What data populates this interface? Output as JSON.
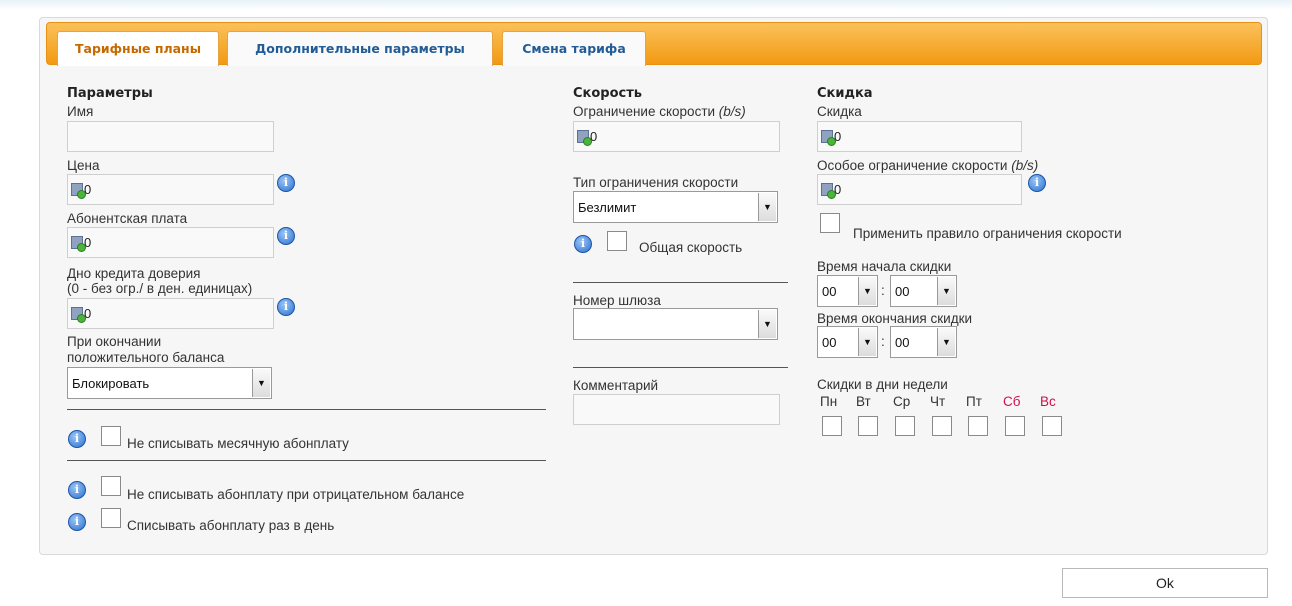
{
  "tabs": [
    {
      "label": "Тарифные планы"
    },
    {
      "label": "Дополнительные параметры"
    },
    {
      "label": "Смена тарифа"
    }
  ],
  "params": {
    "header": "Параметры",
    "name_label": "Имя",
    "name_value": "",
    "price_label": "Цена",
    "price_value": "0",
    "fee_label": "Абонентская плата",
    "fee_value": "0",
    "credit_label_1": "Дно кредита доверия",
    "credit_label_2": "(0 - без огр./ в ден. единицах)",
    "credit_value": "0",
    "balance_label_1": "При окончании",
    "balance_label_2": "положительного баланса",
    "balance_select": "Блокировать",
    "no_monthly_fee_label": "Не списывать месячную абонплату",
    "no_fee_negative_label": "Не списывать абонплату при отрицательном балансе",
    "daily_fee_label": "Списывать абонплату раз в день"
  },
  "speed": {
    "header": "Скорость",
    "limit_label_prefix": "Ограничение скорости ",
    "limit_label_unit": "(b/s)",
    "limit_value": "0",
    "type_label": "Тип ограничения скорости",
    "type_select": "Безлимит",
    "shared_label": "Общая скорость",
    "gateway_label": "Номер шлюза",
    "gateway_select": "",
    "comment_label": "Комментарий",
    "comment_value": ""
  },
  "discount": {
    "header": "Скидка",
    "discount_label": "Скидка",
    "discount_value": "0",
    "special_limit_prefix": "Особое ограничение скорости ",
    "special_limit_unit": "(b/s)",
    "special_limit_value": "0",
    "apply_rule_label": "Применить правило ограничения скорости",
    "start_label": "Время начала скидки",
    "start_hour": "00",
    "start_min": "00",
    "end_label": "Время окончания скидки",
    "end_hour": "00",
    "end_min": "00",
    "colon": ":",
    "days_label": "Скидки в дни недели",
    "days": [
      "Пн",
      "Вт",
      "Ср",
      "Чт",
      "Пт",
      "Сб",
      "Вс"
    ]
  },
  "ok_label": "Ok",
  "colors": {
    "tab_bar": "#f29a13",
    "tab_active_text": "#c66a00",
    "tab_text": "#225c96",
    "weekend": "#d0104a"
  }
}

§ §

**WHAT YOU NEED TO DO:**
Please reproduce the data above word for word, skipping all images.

**COMPLETED EXERCISE:**
What data populates this interface? Output as JSON.
{
  "tabs": [
    {
      "label": "Тарифные планы"
    },
    {
      "label": "Дополнительные параметры"
    },
    {
      "label": "Смена тарифа"
    }
  ],
  "params": {
    "header": "Параметры",
    "name_label": "Имя",
    "name_value": "",
    "price_label": "Цена",
    "price_value": "0",
    "fee_label": "Абонентская плата",
    "fee_value": "0",
    "credit_label_1": "Дно кредита доверия",
    "credit_label_2": "(0 - без огр./ в ден. единицах)",
    "credit_value": "0",
    "balance_label_1": "При окончании",
    "balance_label_2": "положительного баланса",
    "balance_select": "Блокировать",
    "no_monthly_fee_label": "Не списывать месячную абонплату",
    "no_fee_negative_label": "Не списывать абонплату при отрицательном балансе",
    "daily_fee_label": "Списывать абонплату раз в день"
  },
  "speed": {
    "header": "Скорость",
    "limit_label_prefix": "Ограничение скорости ",
    "limit_label_unit": "(b/s)",
    "limit_value": "0",
    "type_label": "Тип ограничения скорости",
    "type_select": "Безлимит",
    "shared_label": "Общая скорость",
    "gateway_label": "Номер шлюза",
    "gateway_select": "",
    "comment_label": "Комментарий",
    "comment_value": ""
  },
  "discount": {
    "header": "Скидка",
    "discount_label": "Скидка",
    "discount_value": "0",
    "special_limit_prefix": "Особое ограничение скорости ",
    "special_limit_unit": "(b/s)",
    "special_limit_value": "0",
    "apply_rule_label": "Применить правило ограничения скорости",
    "start_label": "Время начала скидки",
    "start_hour": "00",
    "start_min": "00",
    "end_label": "Время окончания скидки",
    "end_hour": "00",
    "end_min": "00",
    "colon": ":",
    "days_label": "Скидки в дни недели",
    "days": [
      "Пн",
      "Вт",
      "Ср",
      "Чт",
      "Пт",
      "Сб",
      "Вс"
    ]
  },
  "ok_label": "Ok",
  "colors": {
    "tab_bar": "#f29a13",
    "tab_active_text": "#c66a00",
    "tab_text": "#225c96",
    "weekend": "#d0104a"
  }
}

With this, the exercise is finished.